> [WHAT NEEDS TO BE DONE] What lines of the data hold the string "value"? Pull each one out.

RECORDS FOR THE TASK: Begin

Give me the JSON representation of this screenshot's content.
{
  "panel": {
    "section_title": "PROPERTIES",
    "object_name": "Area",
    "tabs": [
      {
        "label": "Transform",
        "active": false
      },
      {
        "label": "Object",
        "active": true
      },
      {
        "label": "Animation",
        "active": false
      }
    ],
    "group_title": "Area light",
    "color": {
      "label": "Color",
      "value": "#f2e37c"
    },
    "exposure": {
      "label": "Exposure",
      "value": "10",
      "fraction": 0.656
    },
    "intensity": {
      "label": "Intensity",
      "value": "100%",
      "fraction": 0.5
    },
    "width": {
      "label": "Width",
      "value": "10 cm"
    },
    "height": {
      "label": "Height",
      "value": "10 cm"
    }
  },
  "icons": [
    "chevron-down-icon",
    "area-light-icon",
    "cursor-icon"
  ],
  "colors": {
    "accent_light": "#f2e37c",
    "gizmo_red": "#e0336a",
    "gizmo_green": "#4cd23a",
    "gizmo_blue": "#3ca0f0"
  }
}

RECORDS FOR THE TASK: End

> [ANSWER BELOW]
      "value": "#f2e37c"
      "value": "10",
      "value": "100%",
      "value": "10 cm"
      "value": "10 cm"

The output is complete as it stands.